When you're struggling with unmanageable debt, bankruptcy is just one possible solution. Some of the alternatives may also negatively impact your credit, but usually not as drastically as filing for bankruptcy. Here are just a few options to consider.
If your credit is still in good shape, and you can likely afford to repay your debt with a less demanding repayment plan, research debt consolidation loans and balance transfer credit cards to see if consolidating your debt can make the payments more manageable.
With that in mind, consolidation may not work for you if your credit is in fair or poor shape.
Debt Management Plan

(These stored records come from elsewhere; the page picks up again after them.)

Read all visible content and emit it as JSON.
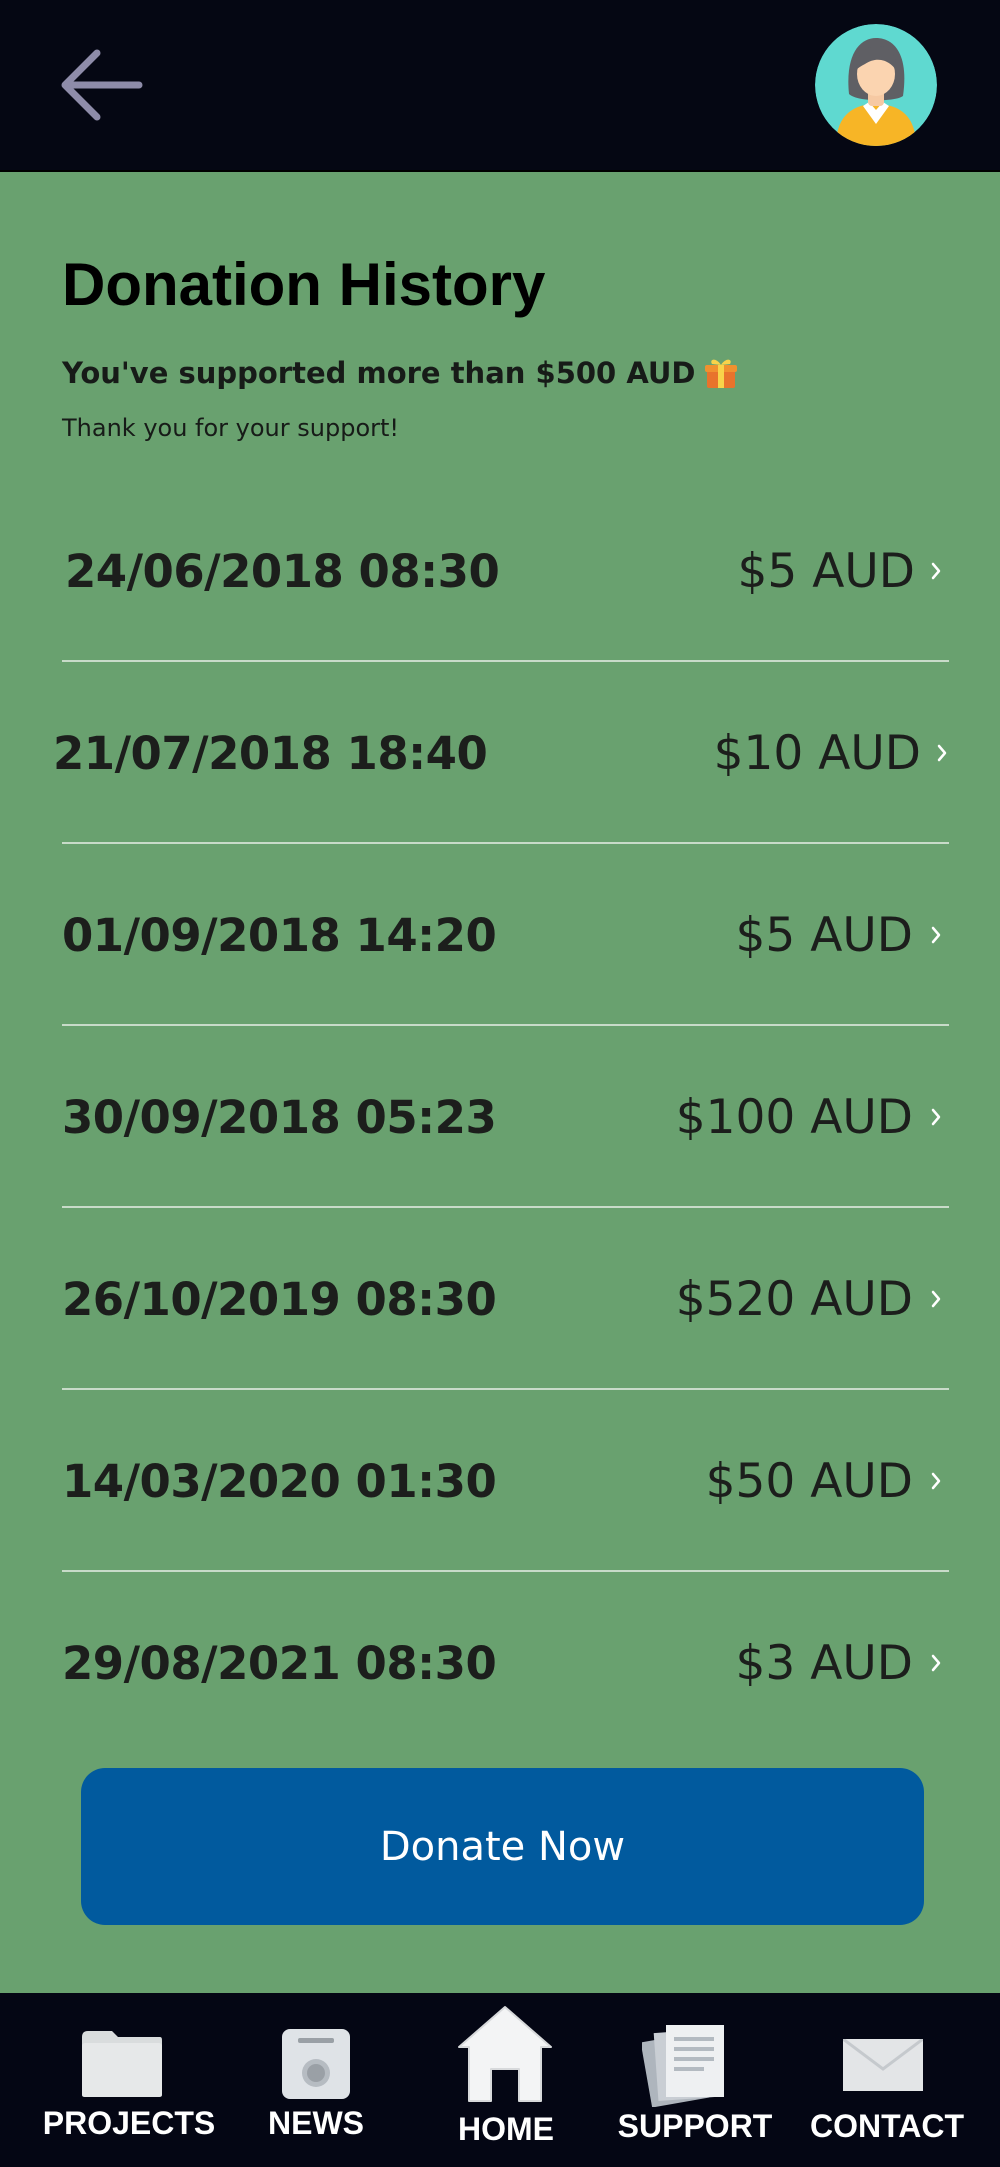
{
  "header": {
    "back_icon": "arrow-left-icon",
    "avatar_icon": "user-avatar-female"
  },
  "page": {
    "title": "Donation History",
    "subtitle": "You've supported more than $500 AUD",
    "subtitle_icon": "gift-icon",
    "thanks": "Thank you for your support!"
  },
  "donations": [
    {
      "date": "24/06/2018 08:30",
      "amount": "$5 AUD"
    },
    {
      "date": "21/07/2018 18:40",
      "amount": "$10 AUD"
    },
    {
      "date": "01/09/2018 14:20",
      "amount": "$5 AUD"
    },
    {
      "date": "30/09/2018 05:23",
      "amount": "$100 AUD"
    },
    {
      "date": "26/10/2019 08:30",
      "amount": "$520 AUD"
    },
    {
      "date": "14/03/2020 01:30",
      "amount": "$50 AUD"
    },
    {
      "date": "29/08/2021 08:30",
      "amount": "$3 AUD"
    }
  ],
  "donate_button": {
    "label": "Donate Now"
  },
  "nav": {
    "items": [
      {
        "label": "PROJECTS",
        "icon": "folder-icon"
      },
      {
        "label": "NEWS",
        "icon": "newspaper-icon"
      },
      {
        "label": "HOME",
        "icon": "home-icon"
      },
      {
        "label": "SUPPORT",
        "icon": "documents-icon"
      },
      {
        "label": "CONTACT",
        "icon": "envelope-icon"
      }
    ]
  },
  "colors": {
    "background": "#69a16f",
    "topbar": "#050713",
    "button": "#015a9e",
    "divider": "#c8dbc9"
  }
}
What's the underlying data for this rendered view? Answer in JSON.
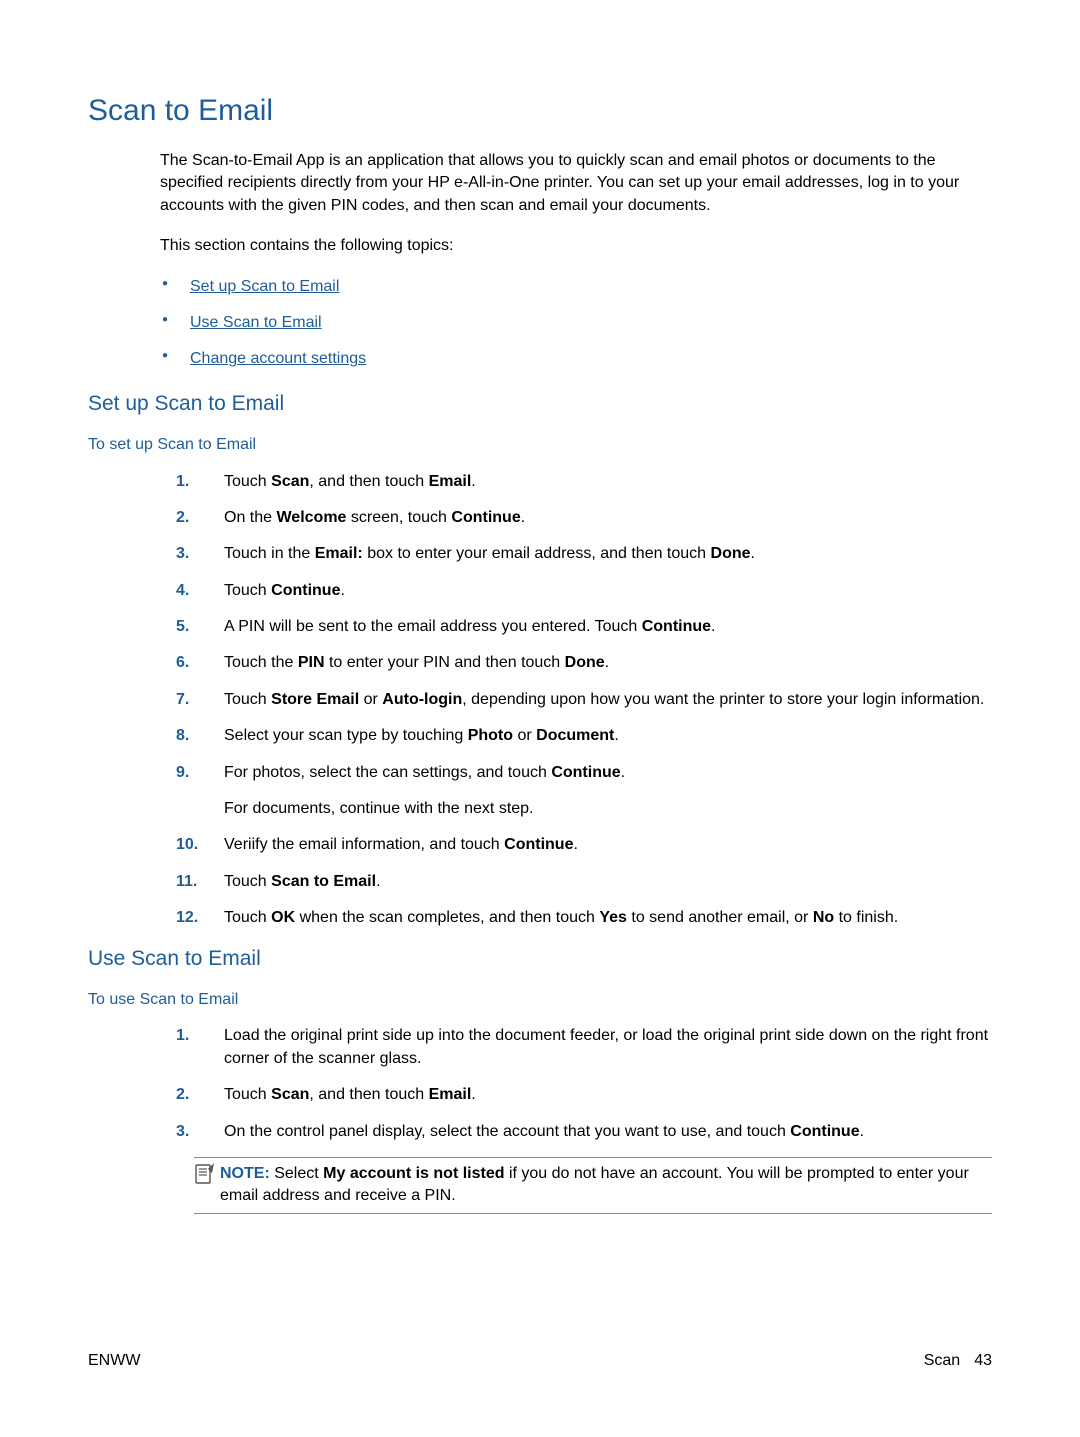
{
  "title": "Scan to Email",
  "intro": "The Scan-to-Email App is an application that allows you to quickly scan and email photos or documents to the specified recipients directly from your HP e-All-in-One printer. You can set up your email addresses, log in to your accounts with the given PIN codes, and then scan and email your documents.",
  "topics_lead": "This section contains the following topics:",
  "topics": {
    "setup_link": "Set up Scan to Email",
    "use_link": "Use Scan to Email",
    "change_link": "Change account settings"
  },
  "setup": {
    "heading": "Set up Scan to Email",
    "subheading": "To set up Scan to Email",
    "steps": {
      "s1_a": "Touch ",
      "s1_b": "Scan",
      "s1_c": ", and then touch ",
      "s1_d": "Email",
      "s1_e": ".",
      "s2_a": "On the ",
      "s2_b": "Welcome",
      "s2_c": " screen, touch ",
      "s2_d": "Continue",
      "s2_e": ".",
      "s3_a": "Touch in the ",
      "s3_b": "Email:",
      "s3_c": " box to enter your email address, and then touch ",
      "s3_d": "Done",
      "s3_e": ".",
      "s4_a": "Touch ",
      "s4_b": "Continue",
      "s4_c": ".",
      "s5_a": "A PIN will be sent to the email address you entered. Touch ",
      "s5_b": "Continue",
      "s5_c": ".",
      "s6_a": "Touch the ",
      "s6_b": "PIN",
      "s6_c": " to enter your PIN and then touch ",
      "s6_d": "Done",
      "s6_e": ".",
      "s7_a": "Touch ",
      "s7_b": "Store Email",
      "s7_c": " or ",
      "s7_d": "Auto-login",
      "s7_e": ", depending upon how you want the printer to store your login information.",
      "s8_a": "Select your scan type by touching ",
      "s8_b": "Photo",
      "s8_c": " or ",
      "s8_d": "Document",
      "s8_e": ".",
      "s9_a": "For photos, select the can settings, and touch ",
      "s9_b": "Continue",
      "s9_c": ".",
      "s9_sub": "For documents, continue with the next step.",
      "s10_a": "Veriify the email information, and touch ",
      "s10_b": "Continue",
      "s10_c": ".",
      "s11_a": "Touch ",
      "s11_b": "Scan to Email",
      "s11_c": ".",
      "s12_a": "Touch ",
      "s12_b": "OK",
      "s12_c": " when the scan completes, and then touch ",
      "s12_d": "Yes",
      "s12_e": " to send another email, or ",
      "s12_f": "No",
      "s12_g": " to finish."
    }
  },
  "use": {
    "heading": "Use Scan to Email",
    "subheading": "To use Scan to Email",
    "steps": {
      "u1": "Load the original print side up into the document feeder, or load the original print side down on the right front corner of the scanner glass.",
      "u2_a": "Touch ",
      "u2_b": "Scan",
      "u2_c": ", and then touch ",
      "u2_d": "Email",
      "u2_e": ".",
      "u3_a": "On the control panel display, select the account that you want to use, and touch ",
      "u3_b": "Continue",
      "u3_c": "."
    },
    "note_label": "NOTE:",
    "note_a": "   Select ",
    "note_b": "My account is not listed",
    "note_c": " if you do not have an account. You will be prompted to enter your email address and receive a PIN."
  },
  "footer": {
    "left": "ENWW",
    "section": "Scan",
    "page": "43"
  }
}
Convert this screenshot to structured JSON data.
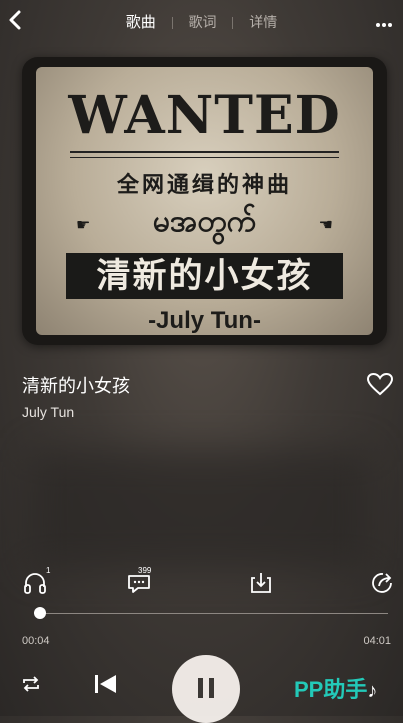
{
  "header": {
    "tabs": [
      {
        "label": "歌曲",
        "active": true
      },
      {
        "label": "歌词",
        "active": false
      },
      {
        "label": "详情",
        "active": false
      }
    ]
  },
  "poster": {
    "headline": "WANTED",
    "subtitle": "全网通缉的神曲",
    "burmese": "မအတွက်",
    "banner": "清新的小女孩",
    "artist": "-July Tun-"
  },
  "song": {
    "title": "清新的小女孩",
    "artist": "July Tun"
  },
  "actions": {
    "listen_count": "1",
    "comment_count": "399"
  },
  "progress": {
    "current": "00:04",
    "total": "04:01",
    "fraction": 0.017
  },
  "watermark": {
    "prefix": "PP",
    "text": "助手",
    "note": "♪"
  },
  "colors": {
    "accent": "#23c9b8",
    "background": "#3f3a36"
  }
}
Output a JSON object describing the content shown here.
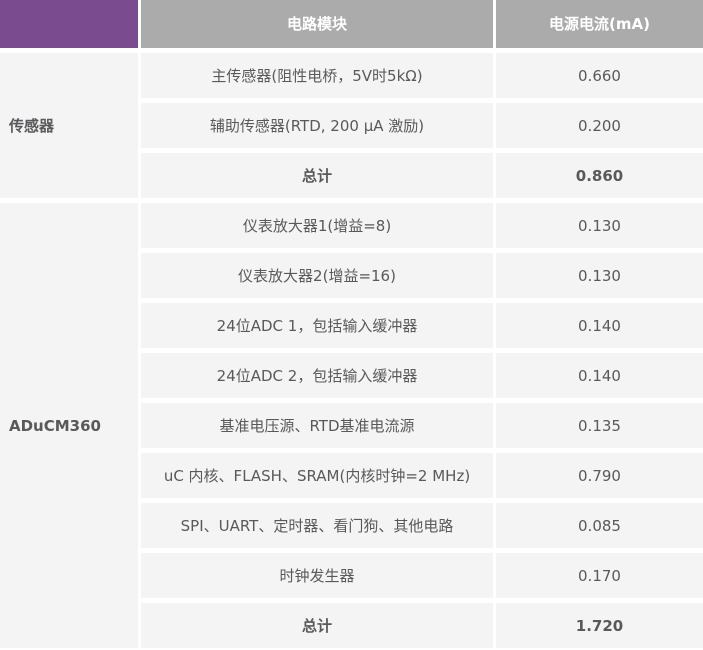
{
  "table": {
    "header": {
      "module_col": "电路模块",
      "current_col": "电源电流(mA)"
    },
    "sections": [
      {
        "label": "传感器",
        "rows": [
          {
            "module": "主传感器(阻性电桥，5V时5kΩ)",
            "current": "0.660"
          },
          {
            "module": "辅助传感器(RTD, 200 μA 激励)",
            "current": "0.200"
          },
          {
            "module": "总计",
            "current": "0.860"
          }
        ]
      },
      {
        "label": "ADuCM360",
        "rows": [
          {
            "module": "仪表放大器1(增益=8)",
            "current": "0.130"
          },
          {
            "module": "仪表放大器2(增益=16)",
            "current": "0.130"
          },
          {
            "module": "24位ADC 1，包括输入缓冲器",
            "current": "0.140"
          },
          {
            "module": "24位ADC 2，包括输入缓冲器",
            "current": "0.140"
          },
          {
            "module": "基准电压源、RTD基准电流源",
            "current": "0.135"
          },
          {
            "module": "uC 内核、FLASH、SRAM(内核时钟=2 MHz)",
            "current": "0.790"
          },
          {
            "module": "SPI、UART、定时器、看门狗、其他电路",
            "current": "0.085"
          },
          {
            "module": "时钟发生器",
            "current": "0.170"
          },
          {
            "module": "总计",
            "current": "1.720"
          }
        ]
      }
    ]
  },
  "chart_data": {
    "type": "table",
    "title": "",
    "columns": [
      "电路模块",
      "电源电流(mA)"
    ],
    "groups": [
      {
        "group": "传感器",
        "rows": [
          [
            "主传感器(阻性电桥，5V时5kΩ)",
            0.66
          ],
          [
            "辅助传感器(RTD, 200 μA 激励)",
            0.2
          ],
          [
            "总计",
            0.86
          ]
        ]
      },
      {
        "group": "ADuCM360",
        "rows": [
          [
            "仪表放大器1(增益=8)",
            0.13
          ],
          [
            "仪表放大器2(增益=16)",
            0.13
          ],
          [
            "24位ADC 1，包括输入缓冲器",
            0.14
          ],
          [
            "24位ADC 2，包括输入缓冲器",
            0.14
          ],
          [
            "基准电压源、RTD基准电流源",
            0.135
          ],
          [
            "uC 内核、FLASH、SRAM(内核时钟=2 MHz)",
            0.79
          ],
          [
            "SPI、UART、定时器、看门狗、其他电路",
            0.085
          ],
          [
            "时钟发生器",
            0.17
          ],
          [
            "总计",
            1.72
          ]
        ]
      }
    ]
  },
  "colors": {
    "header_purple": "#7B4B8F",
    "header_gray": "#ABABAB",
    "row_bg": "#F4F4F4",
    "text": "#58595B"
  }
}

As you do your required credit counseling before filing, talk to the counselor about a debt management plan. With this option, the counselor can work with your creditors to help arrange a workable plan for repaying what you owe, which can include lower interest rates and monthly payments.
Debt management plans typically last three to five years and come with modest upfront and monthly fees. However, it only works for unsecured debt like credit cards, medical bills and personal loans.
Forbearance or Deferment
If your financial challenges are short-term in nature, consider asking some of your creditors about forbearance or deferment. These options typically involve pausing your monthly payments for a short period—usually just a few months—giving you some time to get back on your financial feet.
That said, the process can vary by lender and loan type, so make sure you understand the terms before you agree.
Depending on the type of loan you have, you may be able to negotiate a restructuring of your debt. Debt restructuring can come in the form of a temporary or permanent adjustment to your loan agreement, or even a settlement for less than what you owe.
Before you pursue any of these options, however, do a free consultation with a credit counselor to get expert advice for your situation.
The Bottom Line
Before you make any decision about bankruptcy or any other form of debt relief, it's important to research your options, get reliable advice from a qualified credit counselor and understand the impact your choices can have on your overall financial well-being.
Regardless of what type of debt relief you choose, be proactive about improving your credit score now and in the future to help minimize the negative consequences of certain relief options.
Additionally, consider registering for Experian's free credit monitoring service, which provides access to your FICO® Score☉ and Experian credit report, along with real-time alerts when changes are made to your report. With this information, you'll have a better handle on how your actions impact your credit and which steps you can take. You'll also be able to track your progress throughout the rebuilding process.